Agathe Bonitzer uncorks a fine performance in A Bottle In The Gaza Sea.
A BOTTLE IN THE GAZA SEA (Thierry Binisti). 99 minutes. Subtitled. Opens Friday (May 11). For venues and times, see Movies. Rating: NNN
Fresh from opening the Toronto Jewish Film Festival, Thierry Binisti's A Bottle In The Gaza Sea is a well-meaning but rather insistently earnest plea for mutual understanding between Israelis and Palestinians, based on a young-adult novel by French author Valérie Zenatti.
After a suicide bombing in Tel Aviv, Israeli teenager Tal (Agathe Bonitzer) wonders what would drive anyone to strap on an explosives belt.
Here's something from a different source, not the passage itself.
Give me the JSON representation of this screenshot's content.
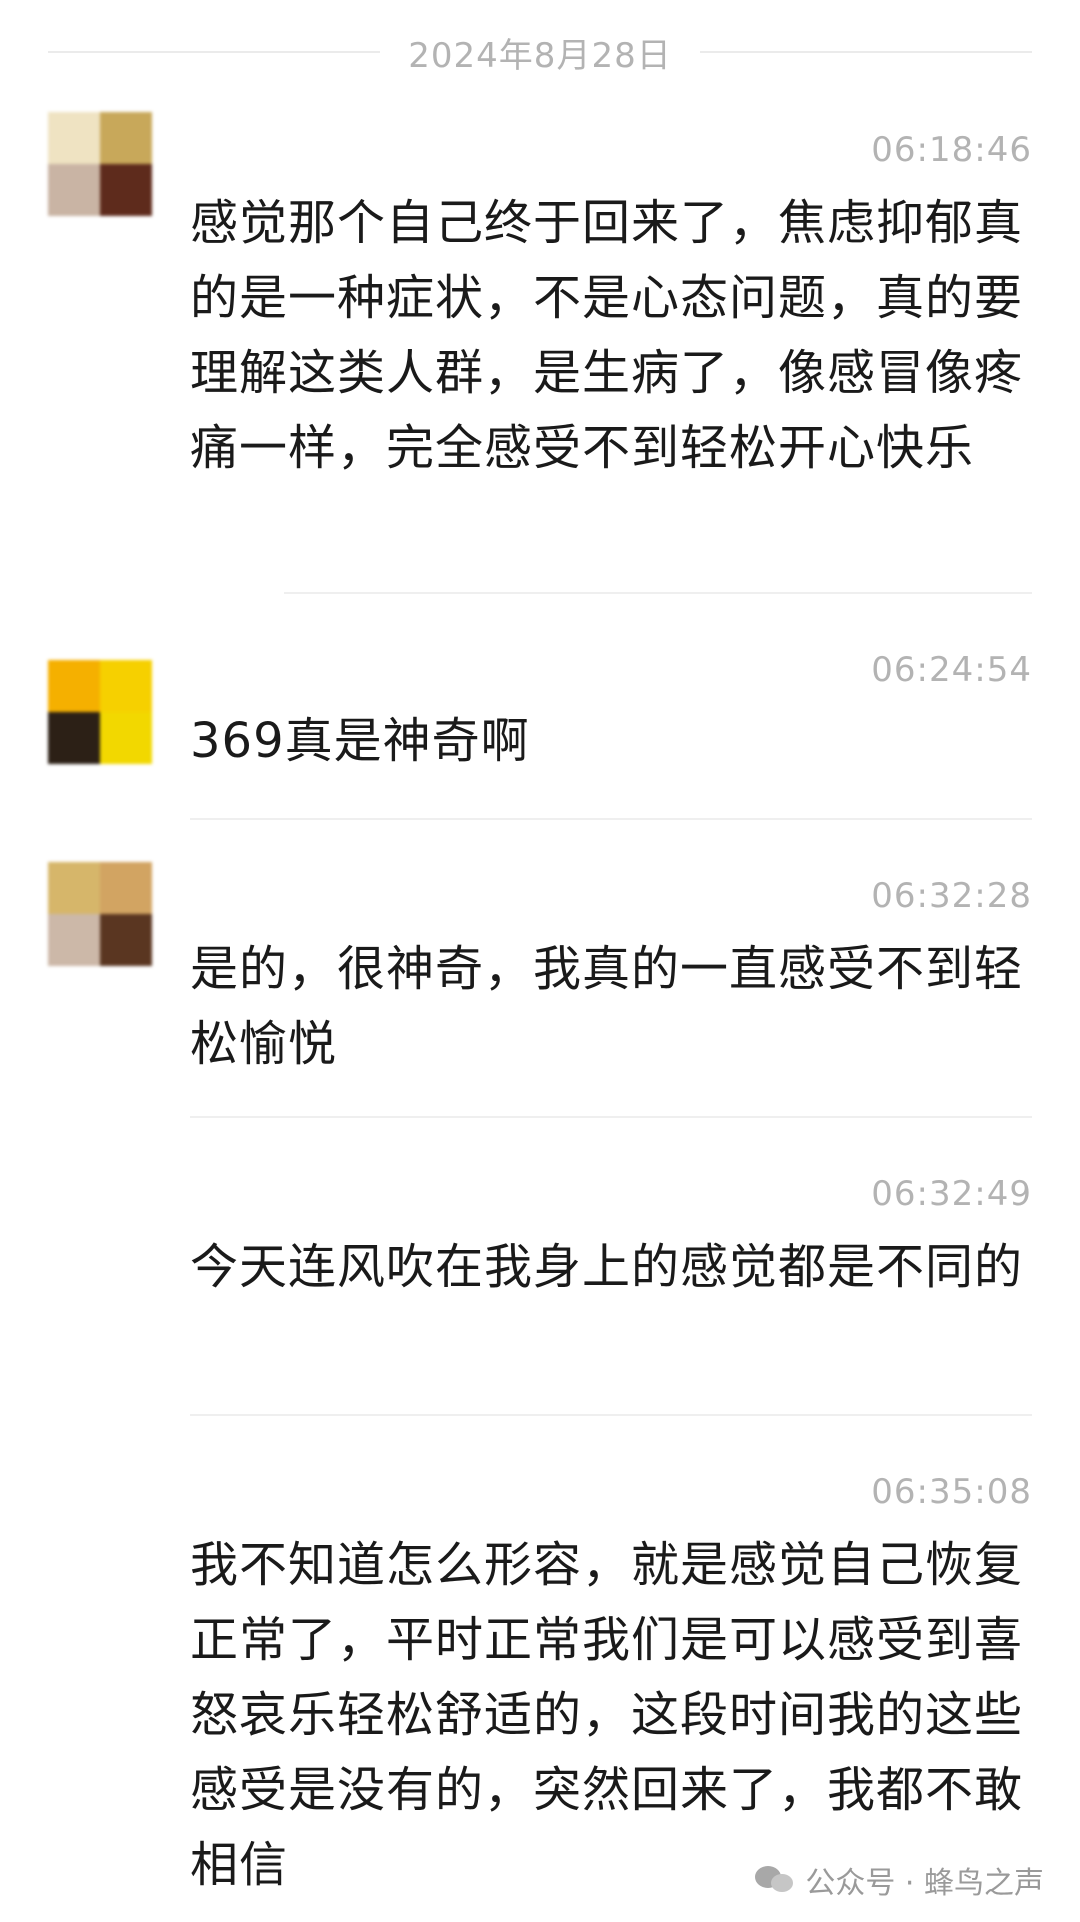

She writes this question as a message in a bottle that her soldier brother throws into the sea.
Young Palestinian Naim (Mahmud Shalaby) finds the bottle and replies to the email address on the letter, starting a conversation that moves beyond initial hostility toward something like empathy - though their respective elders remain rooted in old hatreds.
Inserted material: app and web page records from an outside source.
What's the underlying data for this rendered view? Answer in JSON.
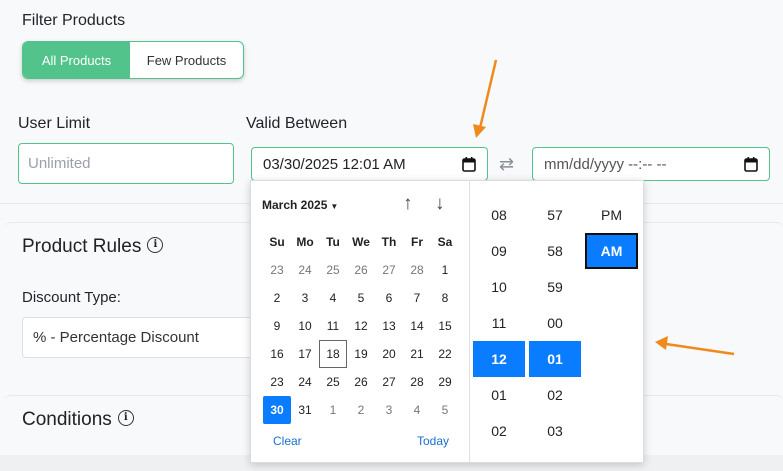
{
  "filter": {
    "label": "Filter Products",
    "options": [
      "All Products",
      "Few Products"
    ],
    "selected": "All Products"
  },
  "user_limit": {
    "label": "User Limit",
    "placeholder": "Unlimited"
  },
  "valid_between": {
    "label": "Valid Between",
    "from_value": "03/30/2025 12:01 AM",
    "to_placeholder": "mm/dd/yyyy --:-- --"
  },
  "product_rules": {
    "title": "Product Rules",
    "discount_type_label": "Discount Type:",
    "discount_type_value": "% - Percentage Discount"
  },
  "conditions": {
    "title": "Conditions"
  },
  "picker": {
    "month_label": "March 2025",
    "weekdays": [
      "Su",
      "Mo",
      "Tu",
      "We",
      "Th",
      "Fr",
      "Sa"
    ],
    "weeks": [
      [
        "23",
        "24",
        "25",
        "26",
        "27",
        "28",
        "1"
      ],
      [
        "2",
        "3",
        "4",
        "5",
        "6",
        "7",
        "8"
      ],
      [
        "9",
        "10",
        "11",
        "12",
        "13",
        "14",
        "15"
      ],
      [
        "16",
        "17",
        "18",
        "19",
        "20",
        "21",
        "22"
      ],
      [
        "23",
        "24",
        "25",
        "26",
        "27",
        "28",
        "29"
      ],
      [
        "30",
        "31",
        "1",
        "2",
        "3",
        "4",
        "5"
      ]
    ],
    "today": "18",
    "selected": "30",
    "clear_label": "Clear",
    "today_label": "Today",
    "hours": [
      "08",
      "09",
      "10",
      "11",
      "12",
      "01",
      "02"
    ],
    "minutes": [
      "57",
      "58",
      "59",
      "00",
      "01",
      "02",
      "03"
    ],
    "selected_hour": "12",
    "selected_minute": "01",
    "ampm": [
      "PM",
      "AM"
    ],
    "selected_ampm": "AM"
  },
  "colors": {
    "accent_green": "#52c38b",
    "selection_blue": "#0a7cff",
    "annotation_orange": "#f08a1c"
  }
}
It's well acted and pleasant enough, and Binisti offers the intriguing possibility that the common ground of the internet will do more to bridge cultural gaps between strangers than anything in the real world. But one gets the sense there should be more to the drama beyond just getting along.